Task. See Operation.
Throughput Time. See Lead Time.
Touch Time. See Process Time.
TT. See Takt Time.
Turnaround Time. See Lead Time.
Upstream. As viewed from a reference point, upstream processes are activities that take place prior to the reference point (e.g. receiving a request for a quote from the customer is upstream to writing the quote). Contrast with Downstream.
Unnecessary Non-value-adding. Activities that add no value from the customer’s perspective nor are they necessary to properly run the business. These activities are often legacy in nature (“we’ve always done it that way”).
VA. See Value-adding.
Value-adding (VA). Any activity, which, from the ultimate customer’s perspective is of value, such that the customer is willing to pay for that activity, or that that activity is a condition of doing business with that customer,
Value Stream. The specific activities required to design, order, and provide a specific product or service from the point of product (or service) concept, through launch, ordering raw materials, production, and placing the product (or service) in the hands of the customer. From a shareholder’s perspective, the Value Stream could also include the steps and time required until the receipt of revenue.

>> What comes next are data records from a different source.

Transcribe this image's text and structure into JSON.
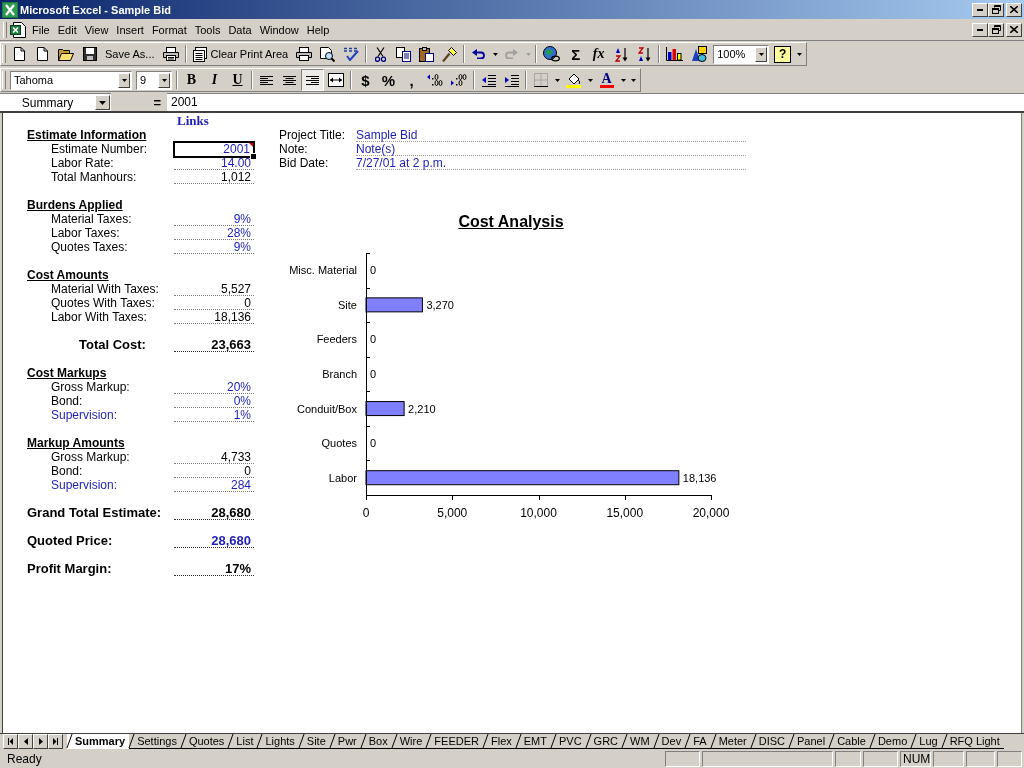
{
  "window": {
    "title": "Microsoft Excel - Sample Bid"
  },
  "menu_bar": [
    {
      "label": "File"
    },
    {
      "label": "Edit"
    },
    {
      "label": "View"
    },
    {
      "label": "Insert"
    },
    {
      "label": "Format"
    },
    {
      "label": "Tools"
    },
    {
      "label": "Data"
    },
    {
      "label": "Window"
    },
    {
      "label": "Help"
    }
  ],
  "standard_toolbar": {
    "save_as": {
      "label": "Save As..."
    },
    "clear_print_area": {
      "label": "Clear Print Area"
    },
    "undo": {
      "disabled": false
    },
    "redo": {
      "disabled": true
    },
    "autosum": {
      "label": "Σ"
    },
    "function": {
      "label": "fx"
    },
    "zoom": {
      "value": "100%"
    },
    "help": {
      "label": "?"
    }
  },
  "formatting_toolbar": {
    "font": {
      "value": "Tahoma"
    },
    "size": {
      "value": "9"
    },
    "styles": [
      {
        "kind": "bold",
        "label": "B",
        "pressed": false
      },
      {
        "kind": "italic",
        "label": "I",
        "pressed": false
      },
      {
        "kind": "underline",
        "label": "U",
        "pressed": false
      }
    ],
    "alignment": [
      {
        "kind": "left",
        "selected": false
      },
      {
        "kind": "center",
        "selected": false
      },
      {
        "kind": "right",
        "selected": true
      }
    ],
    "number_formats": [
      {
        "label": "$"
      },
      {
        "label": "%"
      },
      {
        "label": ","
      }
    ],
    "font_color": {
      "label": "A"
    }
  },
  "formula_bar": {
    "name_box": "Summary",
    "equals": "=",
    "formula": "2001"
  },
  "sheet": {
    "links": "Links",
    "summary": [
      {
        "kind": "section",
        "heading": "Estimate Information",
        "rows": [
          {
            "label": "Estimate Number:",
            "label_link": false,
            "value": "2001",
            "input": true,
            "selected": true,
            "comment": true
          },
          {
            "label": "Labor Rate:",
            "label_link": false,
            "value": "14.00",
            "input": true,
            "selected": false,
            "comment": false
          },
          {
            "label": "Total Manhours:",
            "label_link": false,
            "value": "1,012",
            "input": false,
            "selected": false,
            "comment": false
          }
        ]
      },
      {
        "kind": "section",
        "heading": "Burdens Applied",
        "rows": [
          {
            "label": "Material Taxes:",
            "label_link": false,
            "value": "9%",
            "input": true,
            "selected": false,
            "comment": false
          },
          {
            "label": "Labor Taxes:",
            "label_link": false,
            "value": "28%",
            "input": true,
            "selected": false,
            "comment": false
          },
          {
            "label": "Quotes Taxes:",
            "label_link": false,
            "value": "9%",
            "input": true,
            "selected": false,
            "comment": false
          }
        ]
      },
      {
        "kind": "section",
        "heading": "Cost Amounts",
        "rows": [
          {
            "label": "Material With Taxes:",
            "label_link": false,
            "value": "5,527",
            "input": false,
            "selected": false,
            "comment": false
          },
          {
            "label": "Quotes With Taxes:",
            "label_link": false,
            "value": "0",
            "input": false,
            "selected": false,
            "comment": false
          },
          {
            "label": "Labor With Taxes:",
            "label_link": false,
            "value": "18,136",
            "input": false,
            "selected": false,
            "comment": false
          }
        ]
      },
      {
        "kind": "subtotal",
        "label": "Total Cost:",
        "value": "23,663",
        "input": false,
        "selected": false,
        "comment": false
      },
      {
        "kind": "section",
        "heading": "Cost Markups",
        "rows": [
          {
            "label": "Gross Markup:",
            "label_link": false,
            "value": "20%",
            "input": true,
            "selected": false,
            "comment": false
          },
          {
            "label": "Bond:",
            "label_link": false,
            "value": "0%",
            "input": true,
            "selected": false,
            "comment": false
          },
          {
            "label": "Supervision:",
            "label_link": true,
            "value": "1%",
            "input": true,
            "selected": false,
            "comment": false
          }
        ]
      },
      {
        "kind": "section",
        "heading": "Markup Amounts",
        "rows": [
          {
            "label": "Gross Markup:",
            "label_link": false,
            "value": "4,733",
            "input": false,
            "selected": false,
            "comment": false
          },
          {
            "label": "Bond:",
            "label_link": false,
            "value": "0",
            "input": false,
            "selected": false,
            "comment": false
          },
          {
            "label": "Supervision:",
            "label_link": true,
            "value": "284",
            "input": true,
            "selected": false,
            "comment": false
          }
        ]
      },
      {
        "kind": "total",
        "label": "Grand Total Estimate:",
        "value": "28,680",
        "input": false,
        "selected": false,
        "comment": false
      },
      {
        "kind": "total",
        "label": "Quoted Price:",
        "value": "28,680",
        "input": true,
        "selected": false,
        "comment": false
      },
      {
        "kind": "total",
        "label": "Profit Margin:",
        "value": "17%",
        "input": false,
        "selected": false,
        "comment": false
      }
    ],
    "project": [
      {
        "label": "Project Title:",
        "value": "Sample Bid",
        "selected": false
      },
      {
        "label": "Note:",
        "value": "Note(s)",
        "selected": false
      },
      {
        "label": "Bid Date:",
        "value": "7/27/01 at 2 p.m.",
        "selected": false
      }
    ],
    "chart_data": {
      "type": "bar",
      "orientation": "horizontal",
      "title": "Cost Analysis",
      "categories": [
        "Misc. Material",
        "Site",
        "Feeders",
        "Branch",
        "Conduit/Box",
        "Quotes",
        "Labor"
      ],
      "values": [
        0,
        3270,
        0,
        0,
        2210,
        0,
        18136
      ],
      "value_labels": [
        "0",
        "3,270",
        "0",
        "0",
        "2,210",
        "0",
        "18,136"
      ],
      "xlim": [
        0,
        20000
      ],
      "xticks": [
        {
          "value": 0,
          "label": "0"
        },
        {
          "value": 5000,
          "label": "5,000"
        },
        {
          "value": 10000,
          "label": "10,000"
        },
        {
          "value": 15000,
          "label": "15,000"
        },
        {
          "value": 20000,
          "label": "20,000"
        }
      ]
    }
  },
  "sheet_tabs": [
    {
      "label": "Summary",
      "selected": true
    },
    {
      "label": "Settings",
      "selected": false
    },
    {
      "label": "Quotes",
      "selected": false
    },
    {
      "label": "List",
      "selected": false
    },
    {
      "label": "Lights",
      "selected": false
    },
    {
      "label": "Site",
      "selected": false
    },
    {
      "label": "Pwr",
      "selected": false
    },
    {
      "label": "Box",
      "selected": false
    },
    {
      "label": "Wire",
      "selected": false
    },
    {
      "label": "FEEDER",
      "selected": false
    },
    {
      "label": "Flex",
      "selected": false
    },
    {
      "label": "EMT",
      "selected": false
    },
    {
      "label": "PVC",
      "selected": false
    },
    {
      "label": "GRC",
      "selected": false
    },
    {
      "label": "WM",
      "selected": false
    },
    {
      "label": "Dev",
      "selected": false
    },
    {
      "label": "FA",
      "selected": false
    },
    {
      "label": "Meter",
      "selected": false
    },
    {
      "label": "DISC",
      "selected": false
    },
    {
      "label": "Panel",
      "selected": false
    },
    {
      "label": "Cable",
      "selected": false
    },
    {
      "label": "Demo",
      "selected": false
    },
    {
      "label": "Lug",
      "selected": false
    },
    {
      "label": "RFQ Light",
      "selected": false
    }
  ],
  "status_bar": {
    "message": "Ready",
    "indicators": [
      "NUM"
    ]
  }
}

Value Steam Map (VSM). A high-level, visual representation of all of the process steps (both VA and NVA) required to transform a customer requirement into a delivered good or service. A VSM shows the connection between information flow and product flow, as well as the major process blocks and barriers to flow. VSMs are used to document current state conditions as well as design a future state. One of the key objectives of Value Stream Mapping is to identify non-value-adding activities for elimination. Value Stream Maps, along with the Value Stream Transformation Plan are strategic tools used to help identify, prioritize, and communicate continuous improvement activities.

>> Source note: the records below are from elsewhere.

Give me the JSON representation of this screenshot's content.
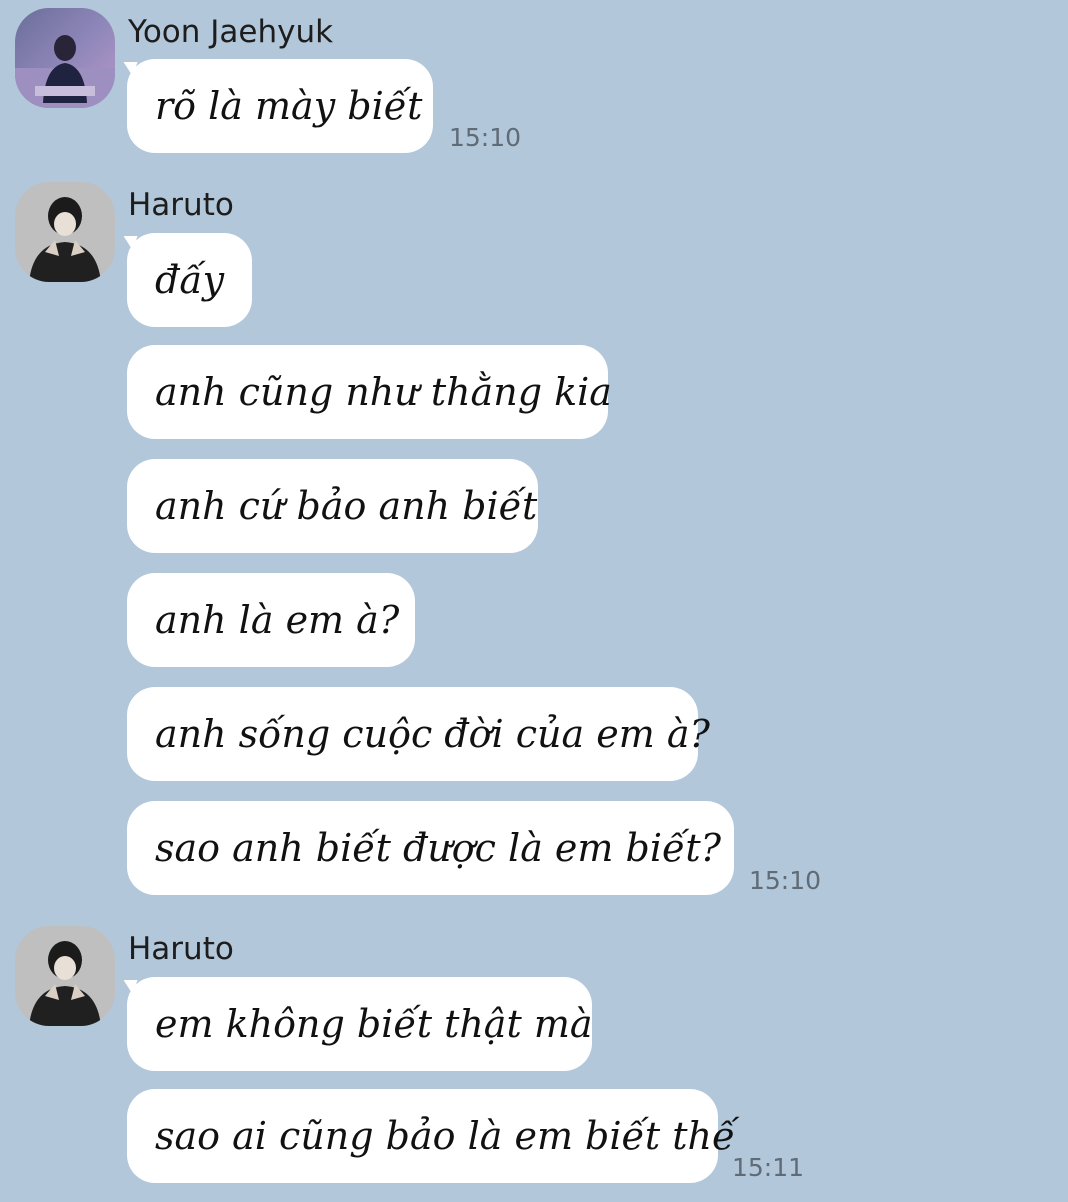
{
  "groups": [
    {
      "sender": "Yoon Jaehyuk",
      "avatar_icon": "profile-photo-yoon-jaehyuk",
      "messages": [
        "rõ là mày biết"
      ],
      "time": "15:10"
    },
    {
      "sender": "Haruto",
      "avatar_icon": "profile-photo-haruto",
      "messages": [
        "đấy",
        "anh cũng như thằng kia",
        "anh cứ bảo anh biết",
        "anh là em à?",
        "anh sống cuộc đời của em à?",
        "sao anh biết được là em biết?"
      ],
      "time": "15:10"
    },
    {
      "sender": "Haruto",
      "avatar_icon": "profile-photo-haruto",
      "messages": [
        "em không biết thật mà",
        "sao ai cũng bảo là em biết thế"
      ],
      "time": "15:11"
    }
  ],
  "colors": {
    "background": "#b2c7da",
    "bubble": "#ffffff",
    "timestamp": "#5f6b76"
  }
}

Visual Management. An approach to managing products, people, and processes using low-cost, easy-to-understand visual devices. These devices—when properly utilized—quickly and effectively communicate objectives, performance, operating conditions, and problems.
VSM. See Value Stream Map.
Waste. Any activity that consumes resources but is not a customer requirement and does not provide value as defined by the customer. Also referred to as Muda or Non-value-adding activities. The eight common types of waste are:
- Motion (by people)
- Transportation (of product/material)
- Under-utilization of people (lost creativity)
WIP. See Work-in-Process.
Work Balancing. Designing processes so that the process time for each person is equal to or slightly less than the takt time that is required to meet customer demand. Also referred to as Line Balancing.
Work-in-Process (WIP). Work that has been made available to be worked on, has been initiated, and or has been completed but has not yet been released to the downstream customer.
No terms at present